These three combo recorders all provide one-button, or nearly one-button, dubbing from VHS to DVD or from an external digital (MiniDV) camcorder connected to a front-panel i.Link (FireWire) connector labeled DV In. They can even dub in the opposite direction. None, however, will record copy-protected programs, either DVD to VHS or VHS to DVD.
On all three recorders, you can select and trim scenes from material recorded on a DVD-RW disc in the editable VR mode (whether recorded off the air or dubbed from a videotape), delete, add, or resequence the scenes in any order you want to see them, and then save the results as a "playlist" on the disc. Such nondestructive editing is great because precious original footage is untouched - the playlist merely conveys a set of cueing instructions to the player.
All three recorders have a progressive-scan component-video output that serves both the DVD and VHS sides. Watching your VHS tapes on a progressive display, however, is not guaranteed to give you a better picture than normal (interlaced) viewing. VHS is inherently interlaced video rather than film-derived progressive-scan video like most DVD movies, and converting it to progressive format is tough to do well. Any substantial picture instability from a substandard tape may produce obvious conversion defects, like jagged diagonals. When in doubt, watch VHS in interlaced mode.
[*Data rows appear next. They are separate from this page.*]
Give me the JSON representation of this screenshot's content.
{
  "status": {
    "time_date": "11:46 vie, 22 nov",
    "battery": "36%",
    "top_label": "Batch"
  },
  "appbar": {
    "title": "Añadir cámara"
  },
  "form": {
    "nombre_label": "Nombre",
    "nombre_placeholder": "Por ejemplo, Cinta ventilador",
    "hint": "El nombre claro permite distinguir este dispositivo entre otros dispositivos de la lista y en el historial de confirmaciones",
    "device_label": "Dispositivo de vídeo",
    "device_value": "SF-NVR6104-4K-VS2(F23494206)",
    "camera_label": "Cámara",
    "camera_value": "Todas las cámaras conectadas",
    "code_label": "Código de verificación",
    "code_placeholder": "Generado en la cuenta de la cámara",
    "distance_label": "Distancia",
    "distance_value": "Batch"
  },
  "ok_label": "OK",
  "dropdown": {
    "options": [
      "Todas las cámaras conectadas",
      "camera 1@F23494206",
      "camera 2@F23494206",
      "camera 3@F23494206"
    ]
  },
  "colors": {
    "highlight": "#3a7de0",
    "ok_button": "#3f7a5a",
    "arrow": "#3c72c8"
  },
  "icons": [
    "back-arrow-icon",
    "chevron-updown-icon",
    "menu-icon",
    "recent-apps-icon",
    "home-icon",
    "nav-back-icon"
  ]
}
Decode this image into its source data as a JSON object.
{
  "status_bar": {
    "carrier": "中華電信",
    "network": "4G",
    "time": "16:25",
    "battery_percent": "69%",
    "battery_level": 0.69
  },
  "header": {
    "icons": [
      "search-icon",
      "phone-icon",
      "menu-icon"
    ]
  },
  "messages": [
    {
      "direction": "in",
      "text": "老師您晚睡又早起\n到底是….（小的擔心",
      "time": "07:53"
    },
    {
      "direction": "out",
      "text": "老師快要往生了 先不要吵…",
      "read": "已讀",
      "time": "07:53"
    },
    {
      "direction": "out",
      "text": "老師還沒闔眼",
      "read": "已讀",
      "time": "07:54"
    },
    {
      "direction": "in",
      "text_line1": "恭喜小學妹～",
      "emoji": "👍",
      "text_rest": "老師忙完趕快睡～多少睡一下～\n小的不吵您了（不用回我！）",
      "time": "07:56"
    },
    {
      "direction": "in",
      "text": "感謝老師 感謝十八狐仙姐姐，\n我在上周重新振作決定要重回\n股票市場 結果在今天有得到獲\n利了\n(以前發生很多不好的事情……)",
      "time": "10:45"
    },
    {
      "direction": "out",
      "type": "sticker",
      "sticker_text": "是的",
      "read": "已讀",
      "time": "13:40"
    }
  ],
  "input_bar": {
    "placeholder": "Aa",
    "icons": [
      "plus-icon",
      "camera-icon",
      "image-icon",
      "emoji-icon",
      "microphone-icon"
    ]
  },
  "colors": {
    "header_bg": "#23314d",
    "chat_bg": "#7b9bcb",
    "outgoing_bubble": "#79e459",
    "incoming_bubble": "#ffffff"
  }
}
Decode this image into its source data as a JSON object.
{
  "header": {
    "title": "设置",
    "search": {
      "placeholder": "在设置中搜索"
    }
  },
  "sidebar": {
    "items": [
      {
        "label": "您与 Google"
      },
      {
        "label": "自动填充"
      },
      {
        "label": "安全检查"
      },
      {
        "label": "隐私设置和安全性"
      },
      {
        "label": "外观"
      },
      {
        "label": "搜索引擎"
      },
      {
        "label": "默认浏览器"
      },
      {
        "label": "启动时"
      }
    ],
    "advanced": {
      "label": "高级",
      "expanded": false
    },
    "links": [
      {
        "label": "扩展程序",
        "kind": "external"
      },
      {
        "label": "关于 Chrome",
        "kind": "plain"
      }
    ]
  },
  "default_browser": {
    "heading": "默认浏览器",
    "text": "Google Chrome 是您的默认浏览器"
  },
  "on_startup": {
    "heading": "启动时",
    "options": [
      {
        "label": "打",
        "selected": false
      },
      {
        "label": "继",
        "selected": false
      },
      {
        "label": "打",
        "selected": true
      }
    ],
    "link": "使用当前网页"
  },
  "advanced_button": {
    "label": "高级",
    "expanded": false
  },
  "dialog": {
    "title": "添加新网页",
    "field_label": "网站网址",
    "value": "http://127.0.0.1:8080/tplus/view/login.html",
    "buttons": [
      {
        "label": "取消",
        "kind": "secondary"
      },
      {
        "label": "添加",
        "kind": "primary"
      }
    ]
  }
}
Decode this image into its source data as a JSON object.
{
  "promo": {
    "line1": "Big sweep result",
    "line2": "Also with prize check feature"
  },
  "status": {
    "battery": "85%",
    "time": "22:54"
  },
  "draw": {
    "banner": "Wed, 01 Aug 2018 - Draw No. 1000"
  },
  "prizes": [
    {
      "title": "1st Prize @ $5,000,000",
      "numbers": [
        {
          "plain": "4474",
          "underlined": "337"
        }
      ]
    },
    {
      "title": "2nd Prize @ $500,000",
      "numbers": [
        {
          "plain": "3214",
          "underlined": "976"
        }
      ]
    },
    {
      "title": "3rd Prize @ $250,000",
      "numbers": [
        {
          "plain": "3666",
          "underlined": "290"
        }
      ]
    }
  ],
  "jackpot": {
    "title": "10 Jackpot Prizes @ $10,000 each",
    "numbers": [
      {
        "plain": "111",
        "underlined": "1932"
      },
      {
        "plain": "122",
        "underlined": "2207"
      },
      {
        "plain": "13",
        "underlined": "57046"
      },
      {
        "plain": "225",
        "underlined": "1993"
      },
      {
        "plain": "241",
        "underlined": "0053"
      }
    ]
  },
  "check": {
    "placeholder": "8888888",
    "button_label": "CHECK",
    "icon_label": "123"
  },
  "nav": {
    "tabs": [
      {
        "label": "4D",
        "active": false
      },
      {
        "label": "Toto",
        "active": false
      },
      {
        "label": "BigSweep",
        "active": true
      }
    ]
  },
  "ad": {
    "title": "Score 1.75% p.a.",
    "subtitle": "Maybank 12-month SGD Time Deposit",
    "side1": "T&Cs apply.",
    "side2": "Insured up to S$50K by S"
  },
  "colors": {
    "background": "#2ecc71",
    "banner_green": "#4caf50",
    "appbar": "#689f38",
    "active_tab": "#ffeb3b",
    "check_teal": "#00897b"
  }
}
Aside from these commonalities, each deck offers a slightly different feature set, which is summarized in our "features checklist" (click to view PDF) and the "recording/editing options" (click to view PDF). Now, let's take a closer look at them, starting with the simplest model.